* **The input**

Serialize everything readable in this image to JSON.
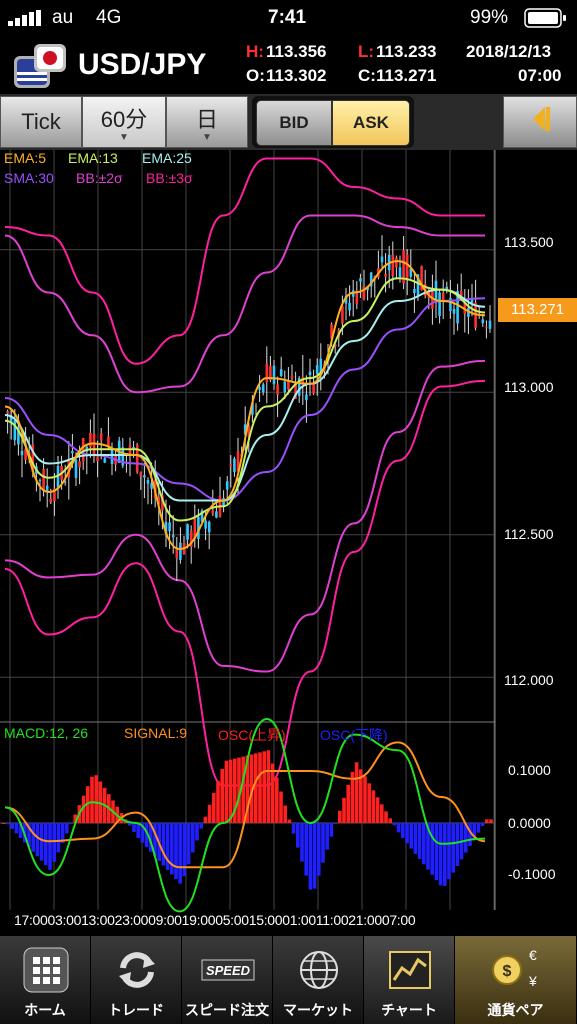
{
  "status_bar": {
    "carrier": "au",
    "network": "4G",
    "time": "7:41",
    "battery": "99%"
  },
  "header": {
    "pair": "USD/JPY",
    "high_label": "H:",
    "high": "113.356",
    "low_label": "L:",
    "low": "113.233",
    "open_label": "O:",
    "open": "113.302",
    "close_label": "C:",
    "close": "113.271",
    "date": "2018/12/13",
    "time": "07:00"
  },
  "toolbar": {
    "tick": "Tick",
    "min60": "60分",
    "day": "日",
    "bid": "BID",
    "ask": "ASK",
    "selected": "ASK"
  },
  "legend": {
    "ema5": "EMA:5",
    "ema13": "EMA:13",
    "ema25": "EMA:25",
    "sma30": "SMA:30",
    "bb2": "BB:±2σ",
    "bb3": "BB:±3σ"
  },
  "macd_legend": {
    "macd": "MACD:12, 26",
    "signal": "SIGNAL:9",
    "osc_up": "OSC(上昇)",
    "osc_down": "OSC(下降)"
  },
  "price_axis": [
    "113.500",
    "113.000",
    "112.500",
    "112.000"
  ],
  "current_price": "113.271",
  "macd_axis": [
    "0.1000",
    "0.0000",
    "-0.1000"
  ],
  "time_axis": "17:0003:0013:0023:0009:0019:0005:0015:0001:0011:0021:0007:00",
  "colors": {
    "ema5": "#ffb020",
    "ema13": "#c8f060",
    "ema25": "#a8f0f0",
    "sma30": "#9a50ff",
    "bb2": "#e040d0",
    "bb3": "#ff20a0",
    "macd": "#20e020",
    "signal": "#ff9020",
    "osc_up": "#ff2020",
    "osc_down": "#2020ff",
    "price_tag": "#f59a1a",
    "high": "#ff3030",
    "low": "#ff3030"
  },
  "tabs": [
    {
      "label": "ホーム",
      "icon": "home-grid-icon"
    },
    {
      "label": "トレード",
      "icon": "trade-arrows-icon"
    },
    {
      "label": "スピード注文",
      "icon": "speed-icon"
    },
    {
      "label": "マーケット",
      "icon": "globe-icon"
    },
    {
      "label": "チャート",
      "icon": "chart-icon"
    },
    {
      "label": "通貨ペア",
      "icon": "currency-icon"
    }
  ],
  "chart_data": {
    "type": "line",
    "x": [
      "17:00",
      "03:00",
      "13:00",
      "23:00",
      "09:00",
      "19:00",
      "05:00",
      "15:00",
      "01:00",
      "11:00",
      "21:00",
      "07:00"
    ],
    "ylim": [
      111.85,
      113.85
    ],
    "series": [
      {
        "name": "EMA:5",
        "values": [
          112.95,
          112.65,
          112.82,
          112.78,
          112.45,
          112.62,
          113.05,
          113.03,
          113.35,
          113.46,
          113.32,
          113.27
        ]
      },
      {
        "name": "EMA:13",
        "values": [
          112.9,
          112.7,
          112.8,
          112.8,
          112.55,
          112.6,
          112.95,
          113.05,
          113.25,
          113.4,
          113.36,
          113.28
        ]
      },
      {
        "name": "EMA:25",
        "values": [
          112.92,
          112.75,
          112.78,
          112.78,
          112.62,
          112.62,
          112.85,
          113.03,
          113.18,
          113.32,
          113.36,
          113.3
        ]
      },
      {
        "name": "SMA:30",
        "values": [
          112.98,
          112.85,
          112.78,
          112.75,
          112.68,
          112.62,
          112.72,
          112.92,
          113.08,
          113.22,
          113.32,
          113.33
        ]
      },
      {
        "name": "BB:±2σ",
        "values": [
          113.55,
          113.35,
          113.2,
          113.0,
          113.02,
          113.2,
          113.42,
          113.62,
          113.62,
          113.58,
          113.55,
          113.55
        ]
      },
      {
        "name": "BB:±3σ",
        "values": [
          113.58,
          113.55,
          113.35,
          113.1,
          113.2,
          113.62,
          113.82,
          113.82,
          113.72,
          113.68,
          113.62,
          113.62
        ]
      }
    ]
  }
}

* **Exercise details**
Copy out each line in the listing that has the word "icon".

* **Written response**
      "icon": "home-grid-icon"
      "icon": "trade-arrows-icon"
      "icon": "speed-icon"
      "icon": "globe-icon"
      "icon": "chart-icon"
      "icon": "currency-icon"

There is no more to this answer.